---------- Given records

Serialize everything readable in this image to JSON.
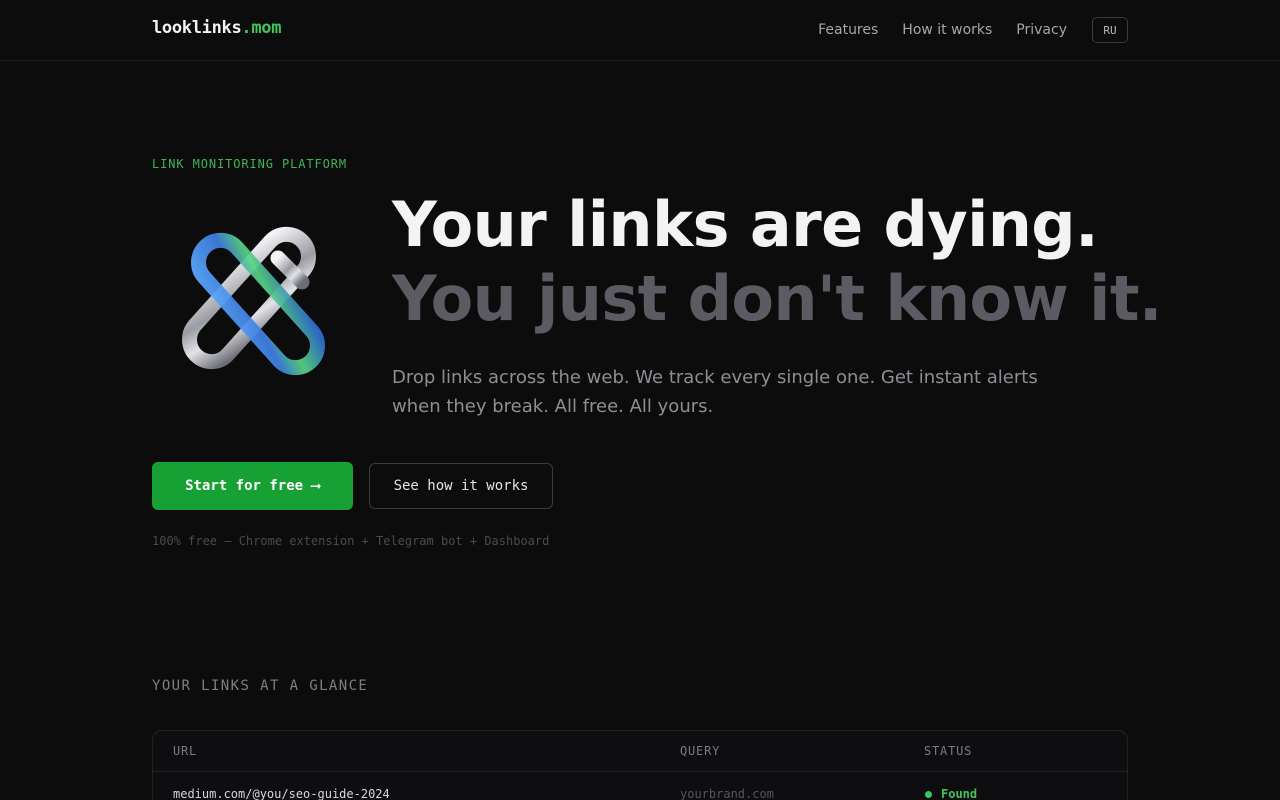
{
  "brand": {
    "name": "looklinks",
    "tld": ".mom",
    "accent": "#3ec45a"
  },
  "nav": {
    "items": [
      "Features",
      "How it works",
      "Privacy"
    ],
    "lang": "RU"
  },
  "hero": {
    "eyebrow": "LINK MONITORING PLATFORM",
    "headline_1": "Your links are dying.",
    "headline_2": "You just don't know it.",
    "lead": "Drop links across the web. We track every single one. Get instant alerts when they break. All free. All yours.",
    "cta_primary": "Start for free ⟶",
    "cta_secondary": "See how it works",
    "fineprint": "100% free — Chrome extension + Telegram bot + Dashboard",
    "icon": "chain-link-icon"
  },
  "glance": {
    "label": "YOUR LINKS AT A GLANCE",
    "columns": [
      "URL",
      "QUERY",
      "STATUS"
    ],
    "rows": [
      {
        "url": "medium.com/@you/seo-guide-2024",
        "query": "yourbrand.com",
        "status": "Found",
        "status_color": "#3fc55c"
      }
    ]
  }
}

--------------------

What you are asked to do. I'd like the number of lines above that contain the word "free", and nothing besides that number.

Response to the exercise. 3